— Aug. 17, 1999: The United States and Russia resume strategic arms talks that include modification of the ABM Treaty.
— Oct. 2, 1999: The first integrated flight test successfully intercepts its target.
— Jan. 18, 2000: The second integrated flight test fails, due to moisture inside the "kill vehicle" — the weapon section of the interceptor — which prevented it from using heat-seeking devices to detect its target.
— July 7, 2000: The third integrated flight test fails when the kill vehicle fails to separate from its booster rocket.
— Sept. 1, 2000: Clinton decides not to authorize work to begin on deploying national missile defense, on grounds that the reliability of the technology had not been proven.
— Dec. 28, 2000: Boeing is awarded a new, six-year, $6 billion contract for national missile defense.
— April 10, 2001: Russia, China and North Korea tell the U.N. Disarmament Commission that a U.S. missile defense system would threaten international security, trigger a new arms race and undermine the ABM Treaty.
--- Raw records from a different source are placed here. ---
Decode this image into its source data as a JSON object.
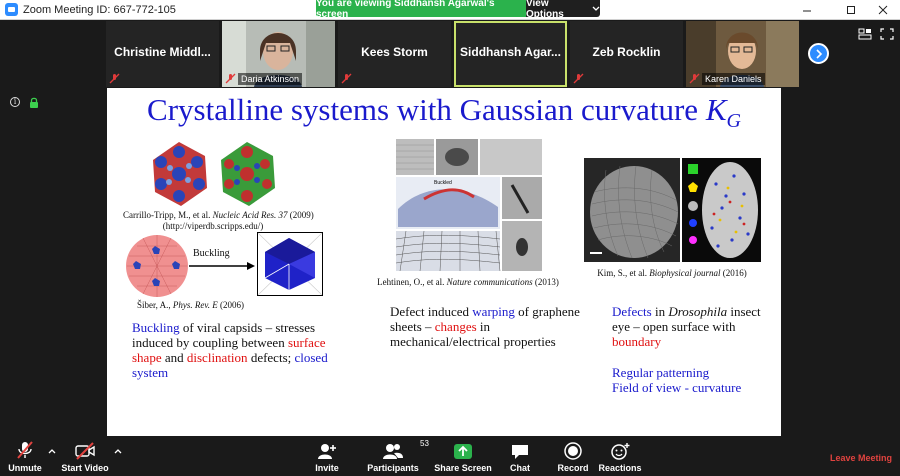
{
  "window": {
    "title": "Zoom Meeting ID: 667-772-105"
  },
  "banner": {
    "viewing_text": "You are viewing Siddhansh Agarwal's screen",
    "options_label": "View Options"
  },
  "participants": [
    {
      "name": "Christine  Middl...",
      "has_video": false
    },
    {
      "name": "Daria Atkinson",
      "has_video": true
    },
    {
      "name": "Kees Storm",
      "has_video": false
    },
    {
      "name": "Siddhansh  Agar...",
      "has_video": false,
      "active": true
    },
    {
      "name": "Zeb Rocklin",
      "has_video": false
    },
    {
      "name": "Karen Daniels",
      "has_video": true
    }
  ],
  "slide": {
    "title_main": "Crystalline systems with Gaussian curvature ",
    "title_symbol": "K",
    "title_sub": "G",
    "left": {
      "cap1_authors": "Carrillo-Tripp, M., et al. ",
      "cap1_journal": "Nucleic Acid Res. 37",
      "cap1_year": " (2009)",
      "cap1_url": "(http://viperdb.scripps.edu/)",
      "buckling_label": "Buckling",
      "cap2_author": "Šiber, A., ",
      "cap2_journal": "Phys. Rev. E",
      "cap2_year": " (2006)",
      "text_1": "Buckling",
      "text_2": " of viral capsids – stresses induced by coupling between ",
      "text_3": "surface shape",
      "text_4": " and ",
      "text_5": "disclination",
      "text_6": " defects; ",
      "text_7": "closed system"
    },
    "middle": {
      "inner_label": "Buckled",
      "cap_authors": "Lehtinen, O., et al. ",
      "cap_journal": "Nature communications",
      "cap_year": " (2013)",
      "text_1": "Defect induced ",
      "text_2": "warping",
      "text_3": " of graphene sheets – ",
      "text_4": "changes",
      "text_5": " in mechanical/electrical properties"
    },
    "right": {
      "cap_authors": "Kim, S., et al. ",
      "cap_journal": "Biophysical journal",
      "cap_year": " (2016)",
      "text_1": "Defects",
      "text_2": " in ",
      "text_3": "Drosophila",
      "text_4": " insect eye – open surface with ",
      "text_5": "boundary",
      "text_6": "Regular patterning",
      "text_7": "Field of view - curvature"
    }
  },
  "toolbar": {
    "unmute": "Unmute",
    "start_video": "Start Video",
    "invite": "Invite",
    "participants": "Participants",
    "participants_count": "53",
    "share_screen": "Share Screen",
    "chat": "Chat",
    "record": "Record",
    "reactions": "Reactions",
    "leave": "Leave Meeting"
  },
  "colors": {
    "zoom_blue": "#2d8cff",
    "banner_green": "#2bb24c",
    "slide_blue": "#1a1acc",
    "slide_red": "#e01010",
    "leave_red": "#e0433f"
  },
  "icons": [
    "zoom-icon",
    "minimize-icon",
    "maximize-icon",
    "close-icon",
    "gallery-view-icon",
    "fullscreen-icon",
    "chevron-right-icon",
    "info-icon",
    "lock-icon",
    "microphone-muted-icon",
    "video-off-icon",
    "invite-icon",
    "participants-icon",
    "share-screen-icon",
    "chat-icon",
    "record-icon",
    "reactions-icon"
  ]
}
— May 1, 2001: President Bush declares, "We need a new framework that allows us to build missile defenses to counter the different threats of today's world."
— June 27, 2001: The proposed 2002 defense budget is submitted to Congress, allotting $7 billion — later amended to $8.3 billion — for missile defense.
— July 14, 2001: The scheduled fourth integrated flight test was to be the first since Bush took office. Each test costs around $100 million.
Sources: Center for Defense Information, Ballistic Missile Defense Organization and Facts on File.